Forbes recently sat down with Shapeways CEO Peter Weijmarshausen to talk about 3D printing.
In his remarks, Weijmarshausen compared traditional manufacturing processes to the innovative approach of additive manufacturing, or 3D printing.
3D printing technology was commercially invented in 1989, and had been in use for prototyping for a number of years. So, in that traditional design process, designers might have actually used 3D printers to make product prototypes. But the costs have come down a lot, and the materials these printers can work with have expanded from plastics to materials like stainless steel, silver, ceramics, and glass – with many more coming. And the answer to that original question turned out to be “absolutely yes.” There are an amazing number of real products that can be made directly with this technology. For example, my iPhone case is 3D printed. My cufflinks are 3D printed. Even my coffee cup is 3D printed.
Weijmarshausen also gave his predictions about the future.
In many ways. Think back to what we discussed about how mass manufactured products are made, and I can tell you there are inherent benefits to direct-from-digital manufacturing.
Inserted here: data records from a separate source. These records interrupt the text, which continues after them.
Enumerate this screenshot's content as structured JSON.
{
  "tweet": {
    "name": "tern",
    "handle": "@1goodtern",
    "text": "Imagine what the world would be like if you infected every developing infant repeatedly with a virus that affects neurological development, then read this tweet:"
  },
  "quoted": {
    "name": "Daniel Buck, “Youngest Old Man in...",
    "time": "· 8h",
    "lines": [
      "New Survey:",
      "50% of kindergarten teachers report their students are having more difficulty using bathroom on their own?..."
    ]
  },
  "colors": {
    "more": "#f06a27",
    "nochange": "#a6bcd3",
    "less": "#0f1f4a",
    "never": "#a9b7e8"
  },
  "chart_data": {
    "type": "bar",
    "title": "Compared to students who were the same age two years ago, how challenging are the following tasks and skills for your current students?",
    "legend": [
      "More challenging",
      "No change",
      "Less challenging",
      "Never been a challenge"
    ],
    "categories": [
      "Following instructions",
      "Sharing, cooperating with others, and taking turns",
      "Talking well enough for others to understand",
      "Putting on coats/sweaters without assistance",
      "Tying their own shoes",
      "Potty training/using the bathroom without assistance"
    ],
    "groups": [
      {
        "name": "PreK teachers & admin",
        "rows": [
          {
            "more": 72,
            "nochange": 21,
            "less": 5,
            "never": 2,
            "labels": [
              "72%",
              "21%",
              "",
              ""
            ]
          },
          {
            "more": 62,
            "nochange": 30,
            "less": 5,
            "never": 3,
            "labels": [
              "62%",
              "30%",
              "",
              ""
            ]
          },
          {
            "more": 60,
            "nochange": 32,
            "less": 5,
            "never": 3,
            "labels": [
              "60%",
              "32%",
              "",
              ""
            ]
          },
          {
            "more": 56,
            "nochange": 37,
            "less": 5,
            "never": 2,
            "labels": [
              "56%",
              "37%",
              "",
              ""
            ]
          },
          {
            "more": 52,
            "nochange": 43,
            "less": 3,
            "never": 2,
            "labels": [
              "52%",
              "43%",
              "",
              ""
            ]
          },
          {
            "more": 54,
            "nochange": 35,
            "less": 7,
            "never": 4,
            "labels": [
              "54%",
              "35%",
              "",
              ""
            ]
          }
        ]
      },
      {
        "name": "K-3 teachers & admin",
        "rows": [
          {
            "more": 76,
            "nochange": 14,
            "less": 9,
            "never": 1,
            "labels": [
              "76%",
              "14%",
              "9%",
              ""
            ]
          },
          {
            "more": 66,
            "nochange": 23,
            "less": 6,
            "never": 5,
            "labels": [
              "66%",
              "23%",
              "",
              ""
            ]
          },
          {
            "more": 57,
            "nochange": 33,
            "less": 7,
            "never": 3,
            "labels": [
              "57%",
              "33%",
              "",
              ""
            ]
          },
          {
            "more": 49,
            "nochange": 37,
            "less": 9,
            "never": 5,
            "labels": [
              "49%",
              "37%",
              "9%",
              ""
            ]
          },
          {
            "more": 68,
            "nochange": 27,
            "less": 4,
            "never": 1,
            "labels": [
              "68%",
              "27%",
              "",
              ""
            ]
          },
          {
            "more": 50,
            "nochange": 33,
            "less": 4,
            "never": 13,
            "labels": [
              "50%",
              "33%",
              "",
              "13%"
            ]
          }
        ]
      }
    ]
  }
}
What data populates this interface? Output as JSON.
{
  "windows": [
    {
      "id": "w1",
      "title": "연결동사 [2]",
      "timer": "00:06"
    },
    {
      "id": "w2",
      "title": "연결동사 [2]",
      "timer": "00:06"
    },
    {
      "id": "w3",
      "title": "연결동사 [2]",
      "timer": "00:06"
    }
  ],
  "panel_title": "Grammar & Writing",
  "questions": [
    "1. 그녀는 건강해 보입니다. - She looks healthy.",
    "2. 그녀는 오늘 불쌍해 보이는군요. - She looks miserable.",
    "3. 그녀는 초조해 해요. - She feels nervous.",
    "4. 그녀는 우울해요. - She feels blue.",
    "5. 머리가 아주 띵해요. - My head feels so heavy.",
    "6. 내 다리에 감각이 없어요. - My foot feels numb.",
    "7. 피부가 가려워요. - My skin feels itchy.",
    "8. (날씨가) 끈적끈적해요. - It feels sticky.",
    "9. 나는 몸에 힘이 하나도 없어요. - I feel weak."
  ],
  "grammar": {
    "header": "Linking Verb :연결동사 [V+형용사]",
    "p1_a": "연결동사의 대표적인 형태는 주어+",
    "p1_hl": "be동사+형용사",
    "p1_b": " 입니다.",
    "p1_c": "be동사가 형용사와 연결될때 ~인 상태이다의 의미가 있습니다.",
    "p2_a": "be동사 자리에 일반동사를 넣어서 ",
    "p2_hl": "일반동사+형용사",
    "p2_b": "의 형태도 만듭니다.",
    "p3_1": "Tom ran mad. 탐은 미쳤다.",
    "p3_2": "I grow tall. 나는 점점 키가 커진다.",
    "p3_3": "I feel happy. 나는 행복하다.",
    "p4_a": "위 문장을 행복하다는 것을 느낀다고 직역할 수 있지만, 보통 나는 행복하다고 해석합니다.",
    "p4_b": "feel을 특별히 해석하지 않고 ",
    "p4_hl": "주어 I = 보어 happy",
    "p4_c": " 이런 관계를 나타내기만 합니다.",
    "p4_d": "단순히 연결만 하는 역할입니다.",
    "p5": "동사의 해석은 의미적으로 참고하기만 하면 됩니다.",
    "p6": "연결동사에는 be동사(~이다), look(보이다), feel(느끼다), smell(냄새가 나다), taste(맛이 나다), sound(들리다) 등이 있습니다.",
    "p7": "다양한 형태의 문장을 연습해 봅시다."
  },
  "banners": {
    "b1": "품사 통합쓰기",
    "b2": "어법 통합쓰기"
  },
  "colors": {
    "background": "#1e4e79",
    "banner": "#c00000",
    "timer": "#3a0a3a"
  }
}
First, the time from concept to actual product is condensed from years to a matter of days. We have one user who launched an iPad cover four days after the iPad launched in 2010. He didn’t have any help from Apple – he just bought an iPad in the store and designed a beautiful cover in a few days and then made it commercially available on Shapeways. So, the time to market is compressed immensely. The other key aspect is that the risk of going to market is almost non-existent, because your investment is only the design of the product itself.
The other big thing about 3D printing is the freedom it offers. For almost 100 years, designers have been trained to think within the limits of traditional manufacturing technology. 3D printing allows you to make incredibly complex designs at no additional cost: interlocking components, naturally hinged parts, semi-translucent surfaces, and even objects that can move on their own without assembly (like the strandbeest). You can make things that were not even possible before. And one of the most exciting things for me is to see young designers in schools being directly influenced by the availability of this technology. We will see products emerge that we’ve never imagined before – mind blowing shapes and solutions. I can’t wait to see what will happen in the next five years.
Read the full interview at Forbes.
Peter Weijmarshausen photo by Dave Pinter used under Creative Commons license.